The error ε can be selected to have a value of ¼, ⅛, {fraction (1/16)}, {fraction (1/32)}, etc. Acceptable results were obtained using the value of ¼. Turning now to FIG. 5, a diagram illustrating four reference heights and widths of a triangle is shown. Each length is measured in pixel center distances. The length H is the absolute height of the triangle. The length H′ is the height of the triangle from its widest point. The length W is the width of the triangle at its widest point. The length W′ is the absolute width of the triangle. Using these four lengths, two bounds on the sum of N
A second simpler but weaker bound is given by the formula

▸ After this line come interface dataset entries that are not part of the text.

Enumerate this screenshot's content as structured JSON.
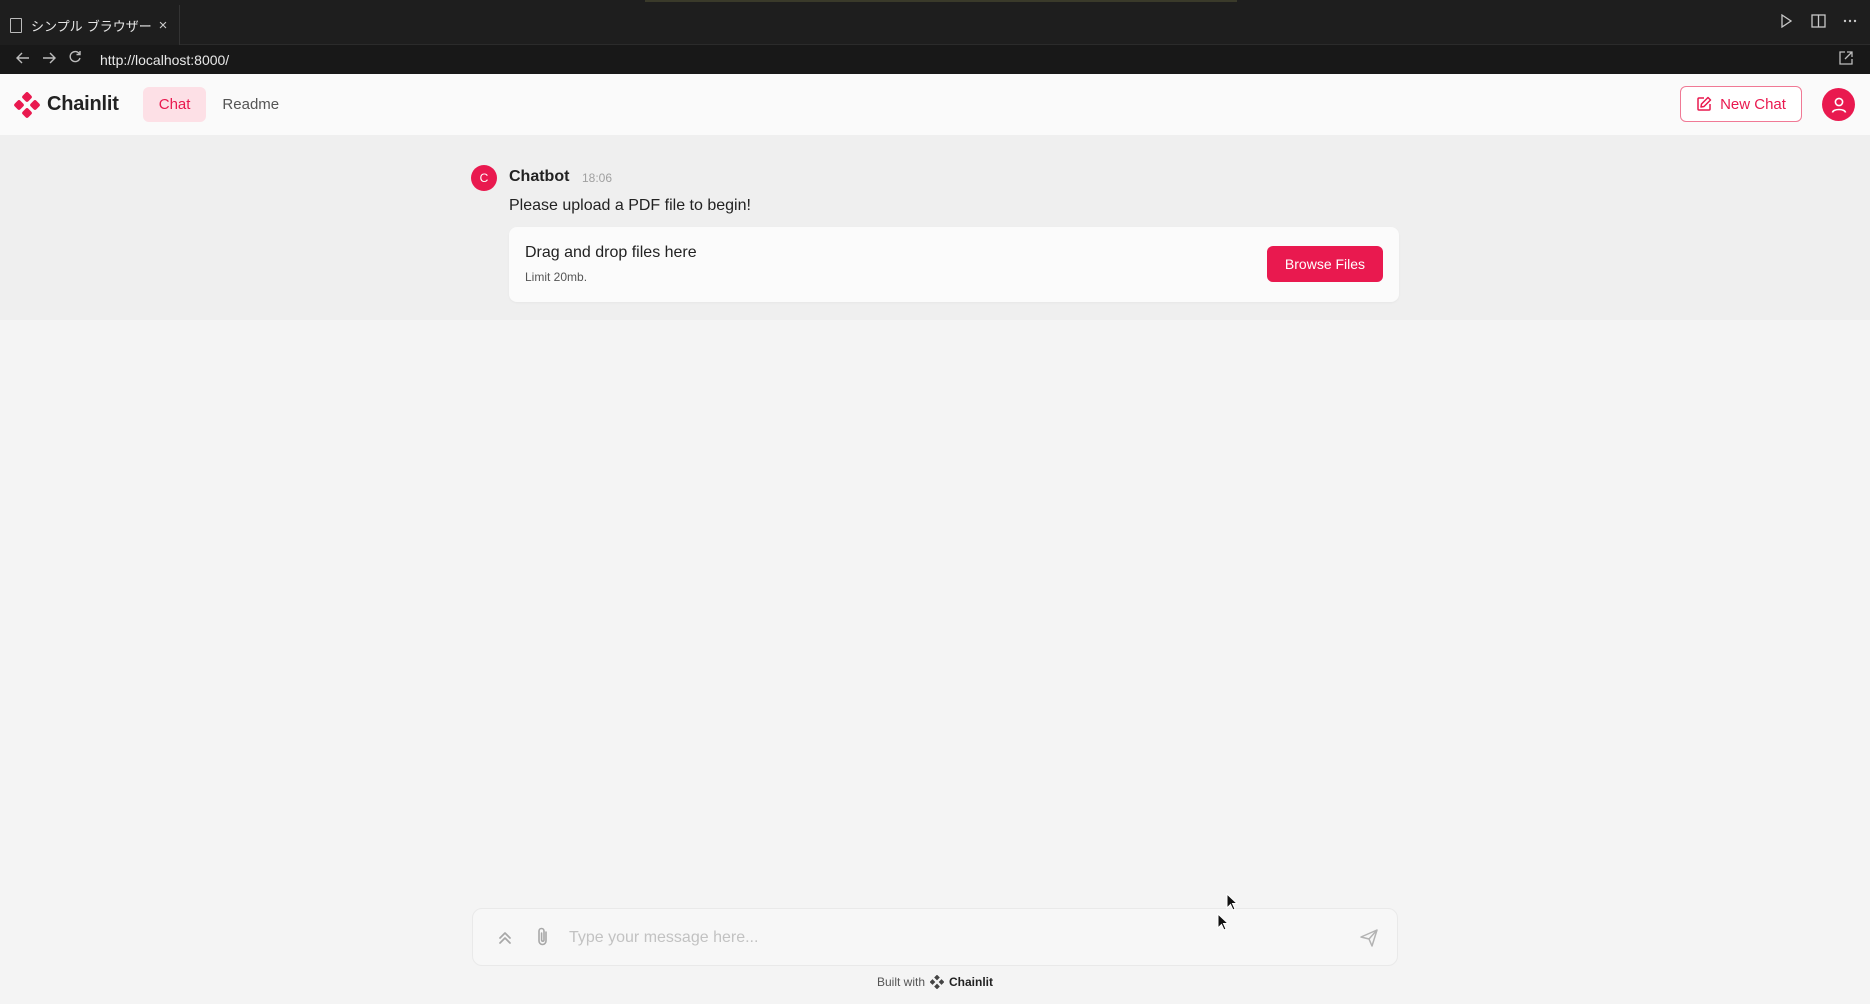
{
  "browser": {
    "tab_title": "シンプル ブラウザー",
    "tab_close": "×",
    "url": "http://localhost:8000/"
  },
  "app": {
    "brand": "Chainlit",
    "nav_tabs": [
      {
        "label": "Chat",
        "active": true
      },
      {
        "label": "Readme",
        "active": false
      }
    ],
    "new_chat_label": "New Chat",
    "accent_color": "#e9194f"
  },
  "message": {
    "avatar_initial": "C",
    "author": "Chatbot",
    "time": "18:06",
    "text": "Please upload a PDF file to begin!",
    "upload": {
      "title": "Drag and drop files here",
      "limit": "Limit 20mb.",
      "button_label": "Browse Files"
    }
  },
  "composer": {
    "placeholder": "Type your message here..."
  },
  "footer": {
    "built_with": "Built with",
    "brand": "Chainlit"
  }
}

Turning now to FIG. 6, a flow diagram of setup for a color quantization graphics compression method according to one embodiment of the present invention shown. The setup is preferably done one time as a preprocess at the time of the implementation of the hardware or firmware. The process begins at START. At block Turning now to FIG. 7, a flow diagram of a color quantization graphics compression method according to one embodiment of the present invention is shown. The process begins at START for each triangle and returns to this point until there are no more triangles. The same precision may be used for all attributes of the same start precision, such as red, green, blue, and alpha. At block The specific examples of geometry compression disclosed above included full packing, constant color, delta coding, edge sharing, slope coding, and color quantization. Taken individually, each represents a substantial savings. It should also be noted that the techniques can be combined for even greater savings overall. Taken in combination, compression ratios as high as two to one have been achieved in practice. This represents far more efficient utilization of the special purpose memories and hardware of the graphics system. While the invention has been illustrated and described by means of specific embodiments, it is to be understood that numerous changes and modifications may be made therein without departing from the spirit and scope of the invention as defined in the appended claims and equivalents thereof. Patent Citations
Non-Patent Citations
Referenced by
Classifications
Legal Events
Rotate |